From ’90s punk grrrl redo Sleater-Kinney to Wilco, Missoula’s Kettlehouse rocks on
With concerts back and summer in full bloom, Kettlehouse Amphitheatre housed two major shows last week, Shakey Graves on Tuesday and Wilco + Sleater-Kinney on Saturday.
The one-man-band that is Alejandro Rose-Garcia, also known as Shakey Graves, sold out the venue and delivered an energetic performance for audiences while on the Was Here tour.
The Austin-based folk singer proved his ability to entertain audiences with his unique combination of folk, pop and country sound. Highlights from the show include Graves dawning local PaddleHeads baseball team antlers as well as a cover of David Bowies’ Starman that received a standing ovation.
Sleater Kinney is one of the most prominent Indie rock bands of the early 2000s made up of Corie Tucker and Carrie Brownstein. Before Brownstein co-directed, wrote and starred in the Emmy-winning comedy series Portlandia, she was writing and creating Seattle grunge-style punk with Tucker out of Olympia, Washington.
Since then, the band has released seven studio albums and has grown to define the riot grrrl punk genre popular in the 1990s in the Pacific Northwest that combined feminist politics with punk rock. Sleater Kinney’s stage presence is virtually unmatched, at ages 49 and 47, Tucker and Brownstein are easily capable of getting crowds rowdy and headbanging.
Brownstein specifically emulated movements by the likes of Angus Young jumping and kicking her way through the set.
Wilco, who co-headlined with Sleater Kinney, is one of the largest names in alternative rock to come through Kettlehouse this year. The band is made up of lead singer and songwriter Jeff Tweedy, guitarist Nels Cline, bassist John Stirratt, keyboard player Mikael Jorgensen and drummer Glenn Kotche.

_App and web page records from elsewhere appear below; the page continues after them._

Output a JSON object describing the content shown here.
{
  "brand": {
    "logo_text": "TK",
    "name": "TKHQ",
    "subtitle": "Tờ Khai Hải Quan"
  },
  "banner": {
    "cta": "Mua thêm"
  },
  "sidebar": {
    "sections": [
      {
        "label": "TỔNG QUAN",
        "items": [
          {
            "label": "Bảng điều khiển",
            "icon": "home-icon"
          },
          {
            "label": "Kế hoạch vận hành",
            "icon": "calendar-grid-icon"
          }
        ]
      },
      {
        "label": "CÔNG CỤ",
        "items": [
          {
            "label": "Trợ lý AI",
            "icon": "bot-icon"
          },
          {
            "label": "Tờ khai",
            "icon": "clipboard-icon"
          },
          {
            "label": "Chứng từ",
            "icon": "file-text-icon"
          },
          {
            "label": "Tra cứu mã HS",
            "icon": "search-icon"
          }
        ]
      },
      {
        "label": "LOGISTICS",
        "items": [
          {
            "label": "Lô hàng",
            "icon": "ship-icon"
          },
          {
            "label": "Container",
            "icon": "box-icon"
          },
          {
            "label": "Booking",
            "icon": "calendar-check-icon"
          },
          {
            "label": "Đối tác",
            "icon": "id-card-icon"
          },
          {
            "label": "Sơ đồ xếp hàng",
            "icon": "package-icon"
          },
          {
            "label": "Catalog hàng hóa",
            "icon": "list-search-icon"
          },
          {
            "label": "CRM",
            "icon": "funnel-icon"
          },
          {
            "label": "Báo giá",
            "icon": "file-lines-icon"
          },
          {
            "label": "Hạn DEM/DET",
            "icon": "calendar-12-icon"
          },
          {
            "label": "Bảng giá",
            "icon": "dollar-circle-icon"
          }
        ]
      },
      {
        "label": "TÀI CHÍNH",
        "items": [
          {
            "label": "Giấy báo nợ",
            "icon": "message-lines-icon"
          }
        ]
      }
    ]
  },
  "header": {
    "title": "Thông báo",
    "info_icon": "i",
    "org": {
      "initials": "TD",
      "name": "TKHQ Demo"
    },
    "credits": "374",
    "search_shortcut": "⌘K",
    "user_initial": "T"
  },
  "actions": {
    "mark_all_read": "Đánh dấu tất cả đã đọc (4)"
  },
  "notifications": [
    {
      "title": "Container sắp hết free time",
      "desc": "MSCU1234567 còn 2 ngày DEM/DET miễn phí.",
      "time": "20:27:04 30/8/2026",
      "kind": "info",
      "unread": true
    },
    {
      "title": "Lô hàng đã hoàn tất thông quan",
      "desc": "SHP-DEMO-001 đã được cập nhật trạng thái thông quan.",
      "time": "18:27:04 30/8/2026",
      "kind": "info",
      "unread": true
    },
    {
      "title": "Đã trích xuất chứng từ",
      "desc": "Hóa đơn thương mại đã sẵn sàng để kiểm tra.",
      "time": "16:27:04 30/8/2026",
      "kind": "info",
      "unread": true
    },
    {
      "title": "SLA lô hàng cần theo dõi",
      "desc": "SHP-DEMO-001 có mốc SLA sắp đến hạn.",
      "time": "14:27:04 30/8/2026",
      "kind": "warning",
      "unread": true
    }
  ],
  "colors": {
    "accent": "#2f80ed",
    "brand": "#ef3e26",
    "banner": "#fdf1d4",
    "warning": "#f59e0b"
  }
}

Multi-instrumentalist Pat Sansone is no stranger to playing Missoula and has a vibrant fan base in the area. Wilco played a full set for the second show of their tour that covered a full range of their 11 album discography.